Drugs to Treat Atherosclerosis
For millions of people at risk for atherosclerosis complications, lifestyle changes aren't enough. Fortunately, there are medications that can protect against atherosclerosis. Some can even partially reverse it.
Statins to Lower Bad Cholesterol
Statins are the best medications for lowering "bad" LDL cholesterol. They are also the most widely used cholesterol drugs. Statins cause LDL levels to fall by up to 60%. They also raise levels of HDL or "good" cholesterol. And they can help lower the level of triglycerides.
Taking a statin for a year or longer can even slightly shrink plaques that cause atherosclerosis. This reversal of atherosclerosis surprised many experts who believed it couldn’t be done.
Completely reversing it isn't possible yet. But taking a statin can reduce the risk of complications from atherosclerosis. For this reason, statins are often key to treating atherosclerosis.
Fibrates to Reduce Triglycerides
Fibrates are drugs that reduce triglyceride levels. Triglycerides are not cholesterol, but they are fats that contribute to atherosclerosis.
There are two fibrates used in the U.S.:
Fibrates also slightly increase "good" cholesterol also called HDL. For people with high triglycerides and a low HDL level (but whose LDL level is OK), fibrates help lower the risk for heart disease.
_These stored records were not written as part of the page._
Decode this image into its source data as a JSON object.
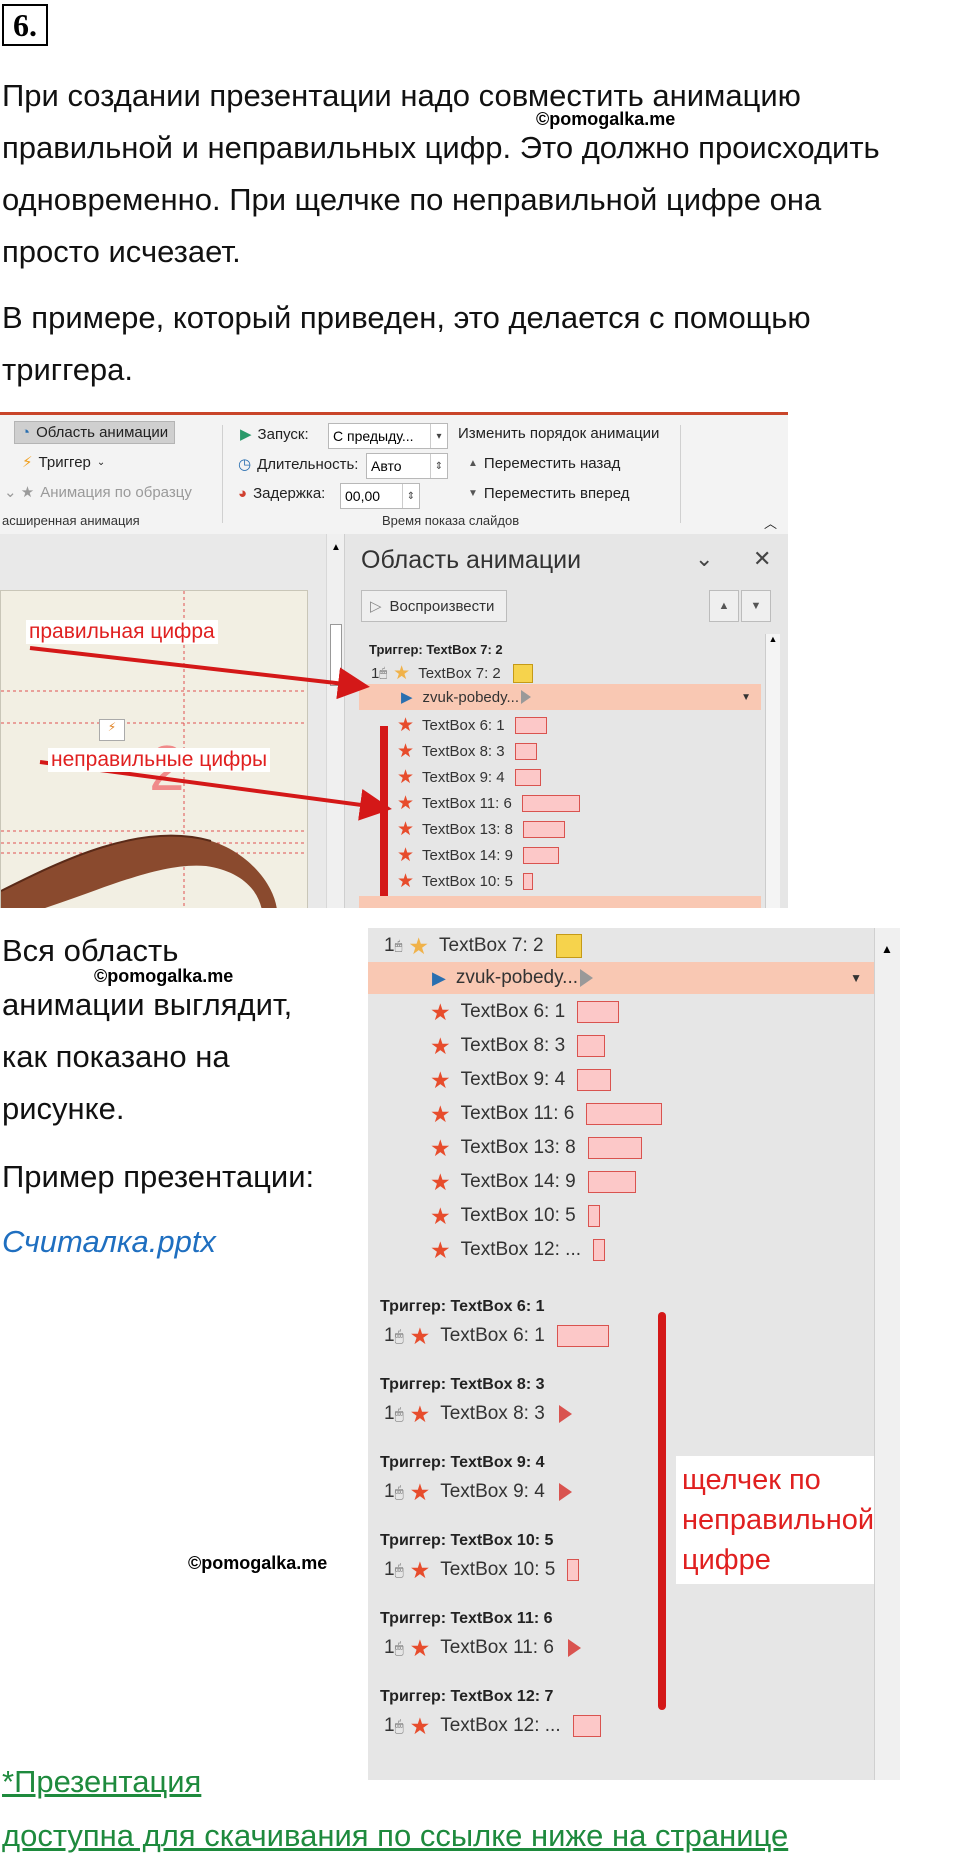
{
  "task": {
    "number": "6."
  },
  "watermark": "©pomogalka.me",
  "intro": {
    "lines": [
      "При создании презентации надо совместить анимацию",
      "правильной и неправильных цифр. Это должно происходить",
      "одновременно. При щелчке по неправильной цифре она",
      "просто исчезает."
    ],
    "lines2": [
      "В примере, который приведен, это делается с помощью",
      "триггера."
    ]
  },
  "ribbon": {
    "anim_pane_btn": "Область анимации",
    "trigger_btn": "Триггер",
    "painter_btn": "Анимация по образцу",
    "group1": "асширенная анимация",
    "start_label": "Запуск:",
    "start_value": "С предыду...",
    "duration_label": "Длительность:",
    "duration_value": "Авто",
    "delay_label": "Задержка:",
    "delay_value": "00,00",
    "reorder_title": "Изменить порядок анимации",
    "move_back": "Переместить назад",
    "move_forward": "Переместить вперед",
    "group2": "Время показа слайдов"
  },
  "slide": {
    "digit": "2"
  },
  "pane": {
    "title": "Область анимации",
    "play": "Воспроизвести",
    "trigger1": "Триггер: TextBox 7: 2",
    "num": "1",
    "rows": [
      {
        "label": "TextBox 7: 2"
      },
      {
        "label": "zvuk-pobedy..."
      },
      {
        "label": "TextBox 6: 1"
      },
      {
        "label": "TextBox 8: 3"
      },
      {
        "label": "TextBox 9: 4"
      },
      {
        "label": "TextBox 11: 6"
      },
      {
        "label": "TextBox 13: 8"
      },
      {
        "label": "TextBox 14: 9"
      },
      {
        "label": "TextBox 10: 5"
      }
    ]
  },
  "annotations": {
    "correct": "правильная цифра",
    "incorrect": "неправильные цифры",
    "click": [
      "щелчек по",
      "неправильной",
      "цифре"
    ]
  },
  "middle_text": {
    "lines": [
      "Вся область",
      "анимации выглядит,",
      "как показано на",
      "рисунке."
    ],
    "example": "Пример презентации:",
    "file_link": "Считалка.pptx"
  },
  "pane2": {
    "num": "1",
    "top_rows": [
      {
        "label": "TextBox 7: 2"
      },
      {
        "label": "zvuk-pobedy..."
      },
      {
        "label": "TextBox 6: 1"
      },
      {
        "label": "TextBox 8: 3"
      },
      {
        "label": "TextBox 9: 4"
      },
      {
        "label": "TextBox 11: 6"
      },
      {
        "label": "TextBox 13: 8"
      },
      {
        "label": "TextBox 14: 9"
      },
      {
        "label": "TextBox 10: 5"
      },
      {
        "label": "TextBox 12: ..."
      }
    ],
    "triggers": [
      {
        "title": "Триггер: TextBox 6: 1",
        "label": "TextBox 6: 1"
      },
      {
        "title": "Триггер: TextBox 8: 3",
        "label": "TextBox 8: 3"
      },
      {
        "title": "Триггер: TextBox 9: 4",
        "label": "TextBox 9: 4"
      },
      {
        "title": "Триггер: TextBox 10: 5",
        "label": "TextBox 10: 5"
      },
      {
        "title": "Триггер: TextBox 11: 6",
        "label": "TextBox 11: 6"
      },
      {
        "title": "Триггер: TextBox 12: 7",
        "label": "TextBox 12: ..."
      }
    ]
  },
  "footer": {
    "line1": "*Презентация",
    "line2": "доступна для скачивания по ссылке ниже на странице"
  }
}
Niacin to Improve Overall Cholesterol
Nicotinic acid, commonly called niacin, is a vitamin everyone needs in small doses. Taken in large doses, it improves cholesterol by reducing triglycerides and LDL. It also increases HDL.
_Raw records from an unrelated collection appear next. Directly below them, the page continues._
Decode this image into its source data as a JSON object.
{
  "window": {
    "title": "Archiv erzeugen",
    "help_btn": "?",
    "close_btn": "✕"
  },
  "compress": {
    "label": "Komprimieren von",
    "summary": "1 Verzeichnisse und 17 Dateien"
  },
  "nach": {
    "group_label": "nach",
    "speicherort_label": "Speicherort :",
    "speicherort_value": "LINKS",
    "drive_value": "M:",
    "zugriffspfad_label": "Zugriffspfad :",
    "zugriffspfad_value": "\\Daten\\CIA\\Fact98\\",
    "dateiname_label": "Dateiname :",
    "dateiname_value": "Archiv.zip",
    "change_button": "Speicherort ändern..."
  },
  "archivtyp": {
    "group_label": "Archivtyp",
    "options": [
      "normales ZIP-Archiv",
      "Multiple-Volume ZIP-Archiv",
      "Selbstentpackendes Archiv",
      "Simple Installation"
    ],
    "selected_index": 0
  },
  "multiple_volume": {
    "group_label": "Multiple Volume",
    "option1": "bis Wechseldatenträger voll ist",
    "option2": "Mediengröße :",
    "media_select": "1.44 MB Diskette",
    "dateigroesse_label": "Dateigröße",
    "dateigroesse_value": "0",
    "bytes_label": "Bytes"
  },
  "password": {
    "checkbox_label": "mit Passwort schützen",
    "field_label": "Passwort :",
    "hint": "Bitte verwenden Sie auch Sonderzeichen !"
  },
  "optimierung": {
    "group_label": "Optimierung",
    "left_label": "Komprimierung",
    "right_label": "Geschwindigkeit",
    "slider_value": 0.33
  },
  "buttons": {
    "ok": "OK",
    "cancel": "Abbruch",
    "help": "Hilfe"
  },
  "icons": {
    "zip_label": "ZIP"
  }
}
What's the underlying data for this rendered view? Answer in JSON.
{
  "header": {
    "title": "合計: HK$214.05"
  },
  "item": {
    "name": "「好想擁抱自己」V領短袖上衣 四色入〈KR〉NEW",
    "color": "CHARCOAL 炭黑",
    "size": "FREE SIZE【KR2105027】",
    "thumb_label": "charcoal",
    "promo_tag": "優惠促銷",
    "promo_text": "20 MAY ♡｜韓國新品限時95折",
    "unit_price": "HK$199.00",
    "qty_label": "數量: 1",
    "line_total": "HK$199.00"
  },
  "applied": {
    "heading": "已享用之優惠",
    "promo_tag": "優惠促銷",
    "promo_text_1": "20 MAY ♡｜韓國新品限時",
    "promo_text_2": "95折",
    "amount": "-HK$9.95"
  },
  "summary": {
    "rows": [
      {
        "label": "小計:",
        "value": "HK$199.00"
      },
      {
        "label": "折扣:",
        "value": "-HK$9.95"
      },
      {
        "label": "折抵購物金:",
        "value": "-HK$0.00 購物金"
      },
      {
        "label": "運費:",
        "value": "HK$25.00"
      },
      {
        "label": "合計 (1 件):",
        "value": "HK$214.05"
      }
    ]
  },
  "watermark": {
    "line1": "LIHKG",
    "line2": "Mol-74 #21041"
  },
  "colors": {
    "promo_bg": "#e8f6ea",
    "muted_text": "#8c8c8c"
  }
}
Many people have uncomfortable skin flushing that prevents them from taking niacin. (Be wary of "no-flush" over-the-counter preparations: Many lack the active form of niacin.) Niacin also can increase blood sugar levels. This is a problem especially for people with diabetes.
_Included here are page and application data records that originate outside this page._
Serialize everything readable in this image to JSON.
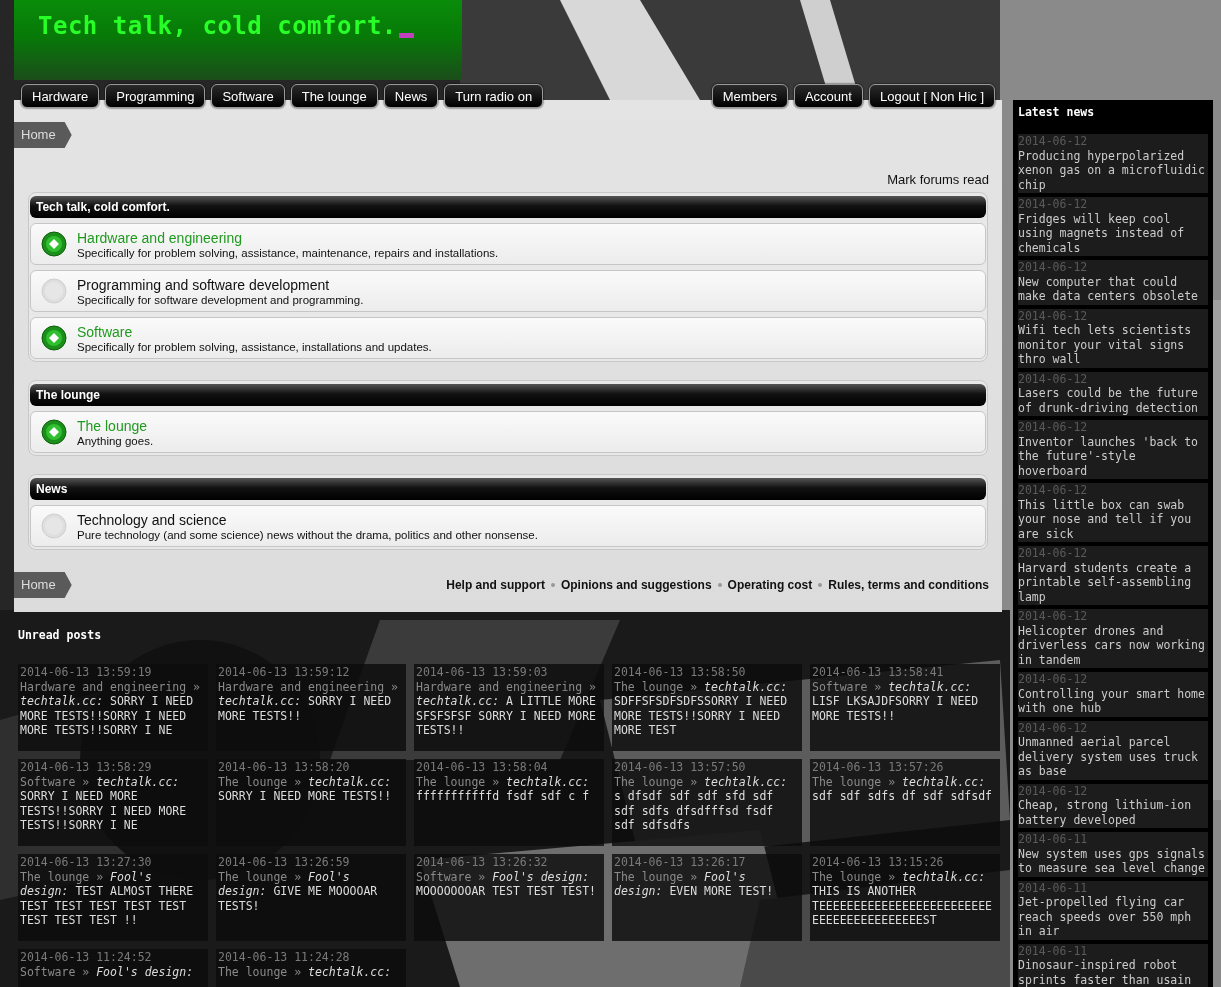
{
  "logo": {
    "title": "Tech talk, cold comfort."
  },
  "nav_left": [
    {
      "label": "Hardware"
    },
    {
      "label": "Programming"
    },
    {
      "label": "Software"
    },
    {
      "label": "The lounge"
    },
    {
      "label": "News"
    },
    {
      "label": "Turn radio on"
    }
  ],
  "nav_right": [
    {
      "label": "Members"
    },
    {
      "label": "Account"
    },
    {
      "label": "Logout [ Non Hic ]"
    }
  ],
  "breadcrumb_top": "Home",
  "mark_read": "Mark forums read",
  "categories": [
    {
      "title": "Tech talk, cold comfort.",
      "forums": [
        {
          "name": "Hardware and engineering",
          "description": "Specifically for problem solving, assistance, maintenance, repairs and installations.",
          "unread": true
        },
        {
          "name": "Programming and software development",
          "description": "Specifically for software development and programming.",
          "unread": false
        },
        {
          "name": "Software",
          "description": "Specifically for problem solving, assistance, installations and updates.",
          "unread": true
        }
      ]
    },
    {
      "title": "The lounge",
      "forums": [
        {
          "name": "The lounge",
          "description": "Anything goes.",
          "unread": true
        }
      ]
    },
    {
      "title": "News",
      "forums": [
        {
          "name": "Technology and science",
          "description": "Pure technology (and some science) news without the drama, politics and other nonsense.",
          "unread": false
        }
      ]
    }
  ],
  "breadcrumb_bottom": "Home",
  "footer_links": [
    "Help and support",
    "Opinions and suggestions",
    "Operating cost",
    "Rules, terms and conditions"
  ],
  "unread_posts": {
    "title": "Unread posts",
    "posts": [
      {
        "date": "2014-06-13 13:59:19",
        "forum": "Hardware and engineering »",
        "topic": "techtalk.cc:",
        "text": "SORRY I NEED MORE TESTS!!SORRY I NEED MORE TESTS!!SORRY I NE"
      },
      {
        "date": "2014-06-13 13:59:12",
        "forum": "Hardware and engineering »",
        "topic": "techtalk.cc:",
        "text": "SORRY I NEED MORE TESTS!!"
      },
      {
        "date": "2014-06-13 13:59:03",
        "forum": "Hardware and engineering »",
        "topic": "techtalk.cc:",
        "text": "A LITTLE MORE SFSFSFSF SORRY I NEED MORE TESTS!!"
      },
      {
        "date": "2014-06-13 13:58:50",
        "forum": "The lounge »",
        "topic": "techtalk.cc:",
        "text": "SDFFSFSDFSDFSSORRY I NEED MORE TESTS!!SORRY I NEED MORE TEST"
      },
      {
        "date": "2014-06-13 13:58:41",
        "forum": "Software »",
        "topic": "techtalk.cc:",
        "text": "LISF LKSAJDFSORRY I NEED MORE TESTS!!"
      },
      {
        "date": "2014-06-13 13:58:29",
        "forum": "Software »",
        "topic": "techtalk.cc:",
        "text": "SORRY I NEED MORE TESTS!!SORRY I NEED MORE TESTS!!SORRY I NE"
      },
      {
        "date": "2014-06-13 13:58:20",
        "forum": "The lounge »",
        "topic": "techtalk.cc:",
        "text": "SORRY I NEED MORE TESTS!!"
      },
      {
        "date": "2014-06-13 13:58:04",
        "forum": "The lounge »",
        "topic": "techtalk.cc:",
        "text": "fffffffffffd fsdf sdf c f"
      },
      {
        "date": "2014-06-13 13:57:50",
        "forum": "The lounge »",
        "topic": "techtalk.cc:",
        "text": "s dfsdf sdf sdf sfd sdf sdf sdfs dfsdfffsd fsdf sdf sdfsdfs"
      },
      {
        "date": "2014-06-13 13:57:26",
        "forum": "The lounge »",
        "topic": "techtalk.cc:",
        "text": "sdf sdf sdfs df sdf sdfsdf"
      },
      {
        "date": "2014-06-13 13:27:30",
        "forum": "The lounge »",
        "topic": "Fool's design:",
        "text": "TEST ALMOST THERE TEST TEST TEST TEST TEST TEST TEST TEST !!"
      },
      {
        "date": "2014-06-13 13:26:59",
        "forum": "The lounge »",
        "topic": "Fool's design:",
        "text": "GIVE ME MOOOOAR TESTS!"
      },
      {
        "date": "2014-06-13 13:26:32",
        "forum": "Software »",
        "topic": "Fool's design:",
        "text": "MOOOOOOOAR TEST TEST TEST!"
      },
      {
        "date": "2014-06-13 13:26:17",
        "forum": "The lounge »",
        "topic": "Fool's design:",
        "text": "EVEN MORE TEST!"
      },
      {
        "date": "2014-06-13 13:15:26",
        "forum": "The lounge »",
        "topic": "techtalk.cc:",
        "text": "THIS IS ANOTHER TEEEEEEEEEEEEEEEEEEEEEEEEEEEEEEEEEEEEEEEEEST"
      },
      {
        "date": "2014-06-13 11:24:52",
        "forum": "Software »",
        "topic": "Fool's design:"
      },
      {
        "date": "2014-06-13 11:24:28",
        "forum": "The lounge »",
        "topic": "techtalk.cc:"
      }
    ]
  },
  "latest_news": {
    "title": "Latest news",
    "items": [
      {
        "date": "2014-06-12",
        "title": "Producing hyperpolarized xenon gas on a microfluidic chip"
      },
      {
        "date": "2014-06-12",
        "title": "Fridges will keep cool using magnets instead of chemicals"
      },
      {
        "date": "2014-06-12",
        "title": "New computer that could make data centers obsolete"
      },
      {
        "date": "2014-06-12",
        "title": "Wifi tech lets scientists monitor your vital signs thro wall"
      },
      {
        "date": "2014-06-12",
        "title": "Lasers could be the future of drunk-driving detection"
      },
      {
        "date": "2014-06-12",
        "title": "Inventor launches 'back to the future'-style hoverboard"
      },
      {
        "date": "2014-06-12",
        "title": "This little box can swab your nose and tell if you are sick"
      },
      {
        "date": "2014-06-12",
        "title": "Harvard students create a printable self-assembling lamp"
      },
      {
        "date": "2014-06-12",
        "title": "Helicopter drones and driverless cars now working in tandem"
      },
      {
        "date": "2014-06-12",
        "title": "Controlling your smart home with one hub"
      },
      {
        "date": "2014-06-12",
        "title": "Unmanned aerial parcel delivery system uses truck as base"
      },
      {
        "date": "2014-06-12",
        "title": "Cheap, strong lithium-ion battery developed"
      },
      {
        "date": "2014-06-11",
        "title": "New system uses gps signals to measure sea level change"
      },
      {
        "date": "2014-06-11",
        "title": "Jet-propelled flying car reach speeds over 550 mph in air"
      },
      {
        "date": "2014-06-11",
        "title": "Dinosaur-inspired robot sprints faster than usain"
      }
    ]
  }
}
Because of its side effects, niacin is much less frequently prescribed than statins or fibrates.
Other Drugs for Atherosclerosis
Zetia (ezetimibe) works by reducing absorption of cholesterol in the intestines. It can lower LDL levels. But it doesn’t work as well as statins. This drug is usually used in addition to a statin to further lower bad cholesterol. There is no evidence, though, that it reduces the risk of heart attacks or strokes.
Bile acid sequestrants (cholestyramine, colestipol, colesevelam) bind to bile acids in the intestines. This leads to a lower bile acid level. You need bile, so when that happens, cholesterol must be used to make more . This lowers blood cholesterol levels.
Plant sterols are taken as supplements in pill form or in foods like margarine. Getting plant sterols every day can reduce cholesterol modestly by about 10%.
Lovaza and Vascepa (both containing omega-3s) are prescription drugs that can be used with diet to lower high levels of triglycerides.
Drugs to Reduce High Blood Pressure
Lowering blood pressure lowers the risk of atherosclerosis and its complications. Diet and exercise alone don't usually bring high blood pressure down to the safe range. Most people with high blood pressure will require medications (usually at least two) to do the job.
There are many classes of high blood pressure drugs that work in a variety of ways. The choice of medicine isn't as important as the result: getting blood pressure down. Blood pressure should always be less than 140 over 90. For people with atherosclerosis, the goal may be below 130 over 80.